Last semester, I took an art history class for the first time in my life. I have always been an art appreciator, even an artist myself, but that class taught me to be an art analyst and understander–I feel that I have gained a better understanding of the purpose of art, on a general and more specific scale.
However, though the class was a survey from cave paintings to modernism, it still had gaps. Particularly when it came to non-European art. While European movements were discussed for weeks in class and took up hundreds of pages in our textbook, African and African American art were covered in a single day and a single chapter, and we skipped Asian art “for the sake of time.”
Titus Kaphar, an African American painter, discovered the same thing in his first art history class. In truth, curriculum and society in the Western World continue to prioritize European traditions over the rich history of other cultures. Black artists have always been present, and it’s time to stop hiding these incredible artists in footnotes and sidebars. Today, I hope to introduce you to some amazing Black modern artists whose work highlights the nuances of racism and untold histories.
1. Titus Kaphar
Born in 1976, Titus Kaphar is an American painter and sculptor who works to transform the styles and mediums of historical Black representation in art, as described on his website. He recreates artworks which feature the untold history of Black Americans and draws attention to absences, injustices, and inner depths. His work is dynamic–his process of revealing untold stories often involves cutting, tearing, covering, folding, and gluing. In his Ted Talk, Can Art Amend History? (2017) Kaphar discusses his experience as an art history student. He found the curriculum to be lacking information about Black subjects and artists, and thus he was inspired to begin his work as an artist. In the Ted Talk, he completes one of his infamous whitewash paintings titled Shifting the Gaze (2017), where he uses white paint to carve out a Black boy hidden in the shadows of a copy of a seventeenth-century family portrait. The boy is believed to be the family’s servant according to brooklynmuseum.org. Kaphar questions why we can find extensive information about the white family in the painting, but nothing about who this boy was. Thus, by painting the boy into focus, he advocates for rewriting history in a more inclusive way.
2. Kara Walker

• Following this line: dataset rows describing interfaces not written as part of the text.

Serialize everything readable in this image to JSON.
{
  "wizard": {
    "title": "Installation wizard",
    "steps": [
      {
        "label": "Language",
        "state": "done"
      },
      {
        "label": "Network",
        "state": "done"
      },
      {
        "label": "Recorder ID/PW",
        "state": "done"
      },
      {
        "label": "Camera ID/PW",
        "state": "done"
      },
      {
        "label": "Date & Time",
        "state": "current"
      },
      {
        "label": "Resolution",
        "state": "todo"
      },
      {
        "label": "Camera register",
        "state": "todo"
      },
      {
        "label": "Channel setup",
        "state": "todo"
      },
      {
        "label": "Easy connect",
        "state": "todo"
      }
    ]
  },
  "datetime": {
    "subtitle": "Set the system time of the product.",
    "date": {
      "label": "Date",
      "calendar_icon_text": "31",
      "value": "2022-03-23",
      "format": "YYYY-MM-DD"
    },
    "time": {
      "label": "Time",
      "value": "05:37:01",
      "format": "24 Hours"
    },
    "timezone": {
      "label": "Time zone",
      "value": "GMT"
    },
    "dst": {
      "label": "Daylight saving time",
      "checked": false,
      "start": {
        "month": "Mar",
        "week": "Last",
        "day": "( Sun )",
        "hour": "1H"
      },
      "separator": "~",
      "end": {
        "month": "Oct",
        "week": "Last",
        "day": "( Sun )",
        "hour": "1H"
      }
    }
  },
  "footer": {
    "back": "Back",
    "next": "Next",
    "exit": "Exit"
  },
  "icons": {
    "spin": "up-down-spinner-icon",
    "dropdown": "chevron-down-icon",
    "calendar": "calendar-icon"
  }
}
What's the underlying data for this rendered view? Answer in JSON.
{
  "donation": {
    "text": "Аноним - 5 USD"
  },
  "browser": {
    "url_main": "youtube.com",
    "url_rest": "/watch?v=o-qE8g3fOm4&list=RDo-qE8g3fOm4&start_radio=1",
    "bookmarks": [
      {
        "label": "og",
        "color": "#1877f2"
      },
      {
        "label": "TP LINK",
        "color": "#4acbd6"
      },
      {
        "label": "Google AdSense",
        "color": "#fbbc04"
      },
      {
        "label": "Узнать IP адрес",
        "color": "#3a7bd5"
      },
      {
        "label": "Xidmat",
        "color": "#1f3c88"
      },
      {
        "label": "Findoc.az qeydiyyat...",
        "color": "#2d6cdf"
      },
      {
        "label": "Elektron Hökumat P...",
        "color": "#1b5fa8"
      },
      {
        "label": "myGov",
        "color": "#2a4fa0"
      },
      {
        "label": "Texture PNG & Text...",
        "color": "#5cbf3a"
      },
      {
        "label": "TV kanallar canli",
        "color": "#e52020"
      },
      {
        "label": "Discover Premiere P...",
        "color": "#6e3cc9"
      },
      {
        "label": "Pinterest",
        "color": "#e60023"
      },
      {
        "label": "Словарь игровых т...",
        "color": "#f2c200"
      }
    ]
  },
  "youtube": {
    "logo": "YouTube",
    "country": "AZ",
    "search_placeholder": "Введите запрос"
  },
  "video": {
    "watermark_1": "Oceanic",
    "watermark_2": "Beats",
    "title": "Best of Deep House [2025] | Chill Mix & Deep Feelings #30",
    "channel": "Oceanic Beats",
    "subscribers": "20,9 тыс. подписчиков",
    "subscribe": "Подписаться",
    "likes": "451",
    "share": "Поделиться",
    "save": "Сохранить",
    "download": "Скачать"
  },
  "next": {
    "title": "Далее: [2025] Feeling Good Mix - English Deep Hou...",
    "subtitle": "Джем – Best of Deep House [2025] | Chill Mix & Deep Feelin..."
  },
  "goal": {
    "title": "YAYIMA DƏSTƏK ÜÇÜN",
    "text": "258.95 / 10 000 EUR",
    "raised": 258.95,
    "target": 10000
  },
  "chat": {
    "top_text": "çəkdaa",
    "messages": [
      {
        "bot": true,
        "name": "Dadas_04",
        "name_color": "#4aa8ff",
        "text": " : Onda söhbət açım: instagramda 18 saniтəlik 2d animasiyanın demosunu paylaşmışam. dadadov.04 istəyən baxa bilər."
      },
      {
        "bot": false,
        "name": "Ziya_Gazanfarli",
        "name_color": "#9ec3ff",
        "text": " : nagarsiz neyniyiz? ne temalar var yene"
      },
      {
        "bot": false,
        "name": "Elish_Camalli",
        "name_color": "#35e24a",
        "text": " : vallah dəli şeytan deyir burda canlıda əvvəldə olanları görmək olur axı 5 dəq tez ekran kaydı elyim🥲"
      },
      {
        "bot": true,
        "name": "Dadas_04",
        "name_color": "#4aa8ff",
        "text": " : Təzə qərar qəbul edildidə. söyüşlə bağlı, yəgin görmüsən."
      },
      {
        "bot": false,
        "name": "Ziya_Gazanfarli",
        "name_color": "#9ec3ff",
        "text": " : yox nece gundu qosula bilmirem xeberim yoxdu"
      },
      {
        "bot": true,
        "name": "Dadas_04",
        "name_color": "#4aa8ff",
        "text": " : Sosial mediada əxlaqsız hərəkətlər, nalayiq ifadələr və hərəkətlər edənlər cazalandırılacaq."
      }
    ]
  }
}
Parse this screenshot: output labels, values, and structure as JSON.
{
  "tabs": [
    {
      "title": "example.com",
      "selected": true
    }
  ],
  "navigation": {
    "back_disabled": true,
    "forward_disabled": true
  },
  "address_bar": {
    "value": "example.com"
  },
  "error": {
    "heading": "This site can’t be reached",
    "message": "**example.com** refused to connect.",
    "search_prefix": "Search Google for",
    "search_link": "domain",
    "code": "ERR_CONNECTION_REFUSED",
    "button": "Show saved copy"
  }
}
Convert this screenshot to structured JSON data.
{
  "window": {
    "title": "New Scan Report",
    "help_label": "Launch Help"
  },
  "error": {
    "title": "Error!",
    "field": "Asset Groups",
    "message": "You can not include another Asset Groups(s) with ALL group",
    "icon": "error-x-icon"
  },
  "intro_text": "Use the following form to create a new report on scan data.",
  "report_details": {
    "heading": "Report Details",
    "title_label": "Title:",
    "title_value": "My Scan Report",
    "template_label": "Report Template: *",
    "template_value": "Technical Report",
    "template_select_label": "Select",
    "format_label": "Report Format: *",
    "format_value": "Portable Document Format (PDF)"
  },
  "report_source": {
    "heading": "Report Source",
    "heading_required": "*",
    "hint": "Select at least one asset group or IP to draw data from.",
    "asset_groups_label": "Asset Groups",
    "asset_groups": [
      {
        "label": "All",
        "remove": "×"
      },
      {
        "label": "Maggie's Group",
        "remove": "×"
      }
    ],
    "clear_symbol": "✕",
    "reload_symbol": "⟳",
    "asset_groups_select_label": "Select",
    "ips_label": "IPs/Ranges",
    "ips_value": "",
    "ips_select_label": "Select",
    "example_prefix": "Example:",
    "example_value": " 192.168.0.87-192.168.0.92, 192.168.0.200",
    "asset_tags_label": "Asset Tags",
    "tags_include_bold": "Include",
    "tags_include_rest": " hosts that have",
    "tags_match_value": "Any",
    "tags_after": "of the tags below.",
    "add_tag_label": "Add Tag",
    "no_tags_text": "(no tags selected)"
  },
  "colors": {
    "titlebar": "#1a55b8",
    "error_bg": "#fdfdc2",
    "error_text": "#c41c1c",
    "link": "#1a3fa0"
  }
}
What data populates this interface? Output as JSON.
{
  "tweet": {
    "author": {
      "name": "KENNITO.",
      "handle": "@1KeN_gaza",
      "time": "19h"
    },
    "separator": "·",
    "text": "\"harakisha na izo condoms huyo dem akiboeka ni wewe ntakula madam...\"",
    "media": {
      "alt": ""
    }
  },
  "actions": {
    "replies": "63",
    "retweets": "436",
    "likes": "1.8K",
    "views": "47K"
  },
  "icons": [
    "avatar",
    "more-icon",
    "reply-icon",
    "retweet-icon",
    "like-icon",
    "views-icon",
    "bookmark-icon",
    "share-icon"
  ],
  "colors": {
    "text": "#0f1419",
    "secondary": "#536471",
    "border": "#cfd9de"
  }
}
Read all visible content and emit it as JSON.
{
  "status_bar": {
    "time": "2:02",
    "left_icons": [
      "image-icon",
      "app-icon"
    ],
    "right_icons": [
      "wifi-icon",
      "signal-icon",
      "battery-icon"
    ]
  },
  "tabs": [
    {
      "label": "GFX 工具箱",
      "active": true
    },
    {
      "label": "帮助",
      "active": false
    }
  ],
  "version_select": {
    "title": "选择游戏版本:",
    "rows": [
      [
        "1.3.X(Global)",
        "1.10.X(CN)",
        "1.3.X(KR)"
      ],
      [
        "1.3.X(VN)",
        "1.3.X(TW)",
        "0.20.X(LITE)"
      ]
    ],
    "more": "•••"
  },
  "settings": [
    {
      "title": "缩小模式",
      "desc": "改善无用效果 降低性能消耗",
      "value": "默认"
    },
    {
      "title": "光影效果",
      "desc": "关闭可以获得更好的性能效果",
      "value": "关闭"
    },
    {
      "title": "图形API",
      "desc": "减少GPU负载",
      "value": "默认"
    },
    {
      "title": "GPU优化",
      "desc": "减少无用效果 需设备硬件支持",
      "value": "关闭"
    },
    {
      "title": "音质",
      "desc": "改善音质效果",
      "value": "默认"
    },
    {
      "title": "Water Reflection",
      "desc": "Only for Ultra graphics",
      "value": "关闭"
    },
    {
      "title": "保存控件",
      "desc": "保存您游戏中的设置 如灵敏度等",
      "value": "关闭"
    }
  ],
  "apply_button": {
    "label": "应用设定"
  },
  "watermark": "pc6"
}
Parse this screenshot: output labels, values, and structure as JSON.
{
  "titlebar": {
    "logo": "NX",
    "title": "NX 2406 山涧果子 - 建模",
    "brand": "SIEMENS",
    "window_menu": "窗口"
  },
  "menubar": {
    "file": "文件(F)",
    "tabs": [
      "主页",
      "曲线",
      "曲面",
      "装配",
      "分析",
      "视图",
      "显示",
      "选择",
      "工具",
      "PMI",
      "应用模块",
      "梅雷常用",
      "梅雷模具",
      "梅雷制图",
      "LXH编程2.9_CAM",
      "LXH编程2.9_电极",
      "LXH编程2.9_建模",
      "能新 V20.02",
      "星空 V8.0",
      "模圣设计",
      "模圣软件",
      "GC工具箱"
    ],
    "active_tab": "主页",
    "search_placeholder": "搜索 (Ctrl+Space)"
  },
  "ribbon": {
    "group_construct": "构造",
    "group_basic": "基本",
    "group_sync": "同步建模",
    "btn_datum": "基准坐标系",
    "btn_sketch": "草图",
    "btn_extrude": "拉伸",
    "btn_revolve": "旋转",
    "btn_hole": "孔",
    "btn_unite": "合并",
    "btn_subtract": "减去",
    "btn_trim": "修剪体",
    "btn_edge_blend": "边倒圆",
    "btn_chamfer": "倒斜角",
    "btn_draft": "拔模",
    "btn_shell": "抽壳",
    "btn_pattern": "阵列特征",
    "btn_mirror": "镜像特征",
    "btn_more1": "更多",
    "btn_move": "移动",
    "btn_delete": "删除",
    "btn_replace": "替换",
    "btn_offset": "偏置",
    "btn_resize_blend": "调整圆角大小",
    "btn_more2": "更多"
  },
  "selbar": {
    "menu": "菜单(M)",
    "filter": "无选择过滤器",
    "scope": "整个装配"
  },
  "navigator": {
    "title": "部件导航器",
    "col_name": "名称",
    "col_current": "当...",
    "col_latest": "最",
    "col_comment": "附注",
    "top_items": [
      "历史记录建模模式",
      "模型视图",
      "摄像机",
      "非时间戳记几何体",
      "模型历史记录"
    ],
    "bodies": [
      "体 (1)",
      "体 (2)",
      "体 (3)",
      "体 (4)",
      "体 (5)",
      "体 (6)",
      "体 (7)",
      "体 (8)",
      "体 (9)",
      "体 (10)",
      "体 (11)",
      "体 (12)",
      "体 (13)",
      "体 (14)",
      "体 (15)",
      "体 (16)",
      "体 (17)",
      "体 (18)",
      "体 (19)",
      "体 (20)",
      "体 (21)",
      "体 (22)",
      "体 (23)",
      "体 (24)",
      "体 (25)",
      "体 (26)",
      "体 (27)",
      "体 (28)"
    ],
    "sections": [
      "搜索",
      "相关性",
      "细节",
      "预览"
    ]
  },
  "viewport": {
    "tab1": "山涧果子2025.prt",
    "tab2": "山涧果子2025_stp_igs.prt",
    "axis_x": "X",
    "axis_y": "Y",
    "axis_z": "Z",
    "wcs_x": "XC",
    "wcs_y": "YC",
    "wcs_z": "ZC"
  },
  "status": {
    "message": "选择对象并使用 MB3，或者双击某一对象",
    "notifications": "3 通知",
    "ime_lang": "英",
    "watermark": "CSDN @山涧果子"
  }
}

Kara Walker, born in 1969, is said to be “among the most complex and prolific American artists of her generation” according to walkerart.org. She uses multiple mediums to explore the damaging legacy of slavery in America, including her cut-paper silhouettes that have received national and international recognition. The silhouette technique has roots in the Victorian art of shadow portraits, but Walker adapts the art form to a larger scale and applies it directly to a wall. The silhouettes depict historical narratives that are laced with themes of sexuality, violence, and oppression. Moma.org reports that her New York debut, Gone: A Historical Romance of a Civil War as It Occurred b’tween the Dusky Thighs of One Young Negress and Her Heart (1994) explores all of these ideas with caricatured imagery that disrupts conventional power and gender dynamics. Walker also works with film and sculpture. Her website can be found here.
3. Amy Sherald
Amy Sherald, born in Columbus, Georgia in 1973 is a painter who is highly influenced by her time attending a mostly-white private school in her youth, according to nmwa.org. Her art is influenced by the issues of race and identity in the American South that she faced during those years and beyond. According to harpersbazaar.com, she is particularly known for painting her subjects in black and white as a way of challenging the concept of color-as-race, as well as for painting Black people in garb that is free of social context in labels. One such work is her painting They Call Me Redbone but I’d Rather Be Strawberry Shortcake (2009). In challenging the idea of racial identity as an essential attribute, Sherald questions whether race might instead by a performance in response to societal expectations. Her black and white skin tones provoke similar reflection, and encourage seeing a person first and their social identities second. Her instagram can be found here.
4. Omar victor Diop
For our last artist, I’d like to include one Black artist I actually did learn about in my art history course. Omar Victor Diop shares on his website that he was born in Dakar in 1980 and is a Senegalese photographer. He developed an interest in Photography and Design early on, and is interested in the diversity of African societies and lifestyles in the modern world. One of his most famous collections is titled Diaspora (2014), and it is a series of self portraits that Diop took, recreating portraits of notable Africans in European history. The project represents an awakening in which Diop realized how intertwined African history is with the rest of the world–and yet, it is often forgotten. He includes a soccer ball in each portrait, in order to represent the duality of glory and being “the other.” The soccer ball also serves as a reminder of the relevancy of his work. His other work plays with similar dualities, of past and present, of power and oppression, of Africa and its messy entanglement with the Western World.
These are just a few notable Black artists using their art to speak against injustice. I highly encourage any readers to do their own research on Black artists of past and present whose untold histories are deeply intertwined with the histories we are taught in school. In short, these artists teach us to read between the lines and look for the gaps in our curriculum, and to challenge the traditions and stereotypes that perpetuate our everyday lives.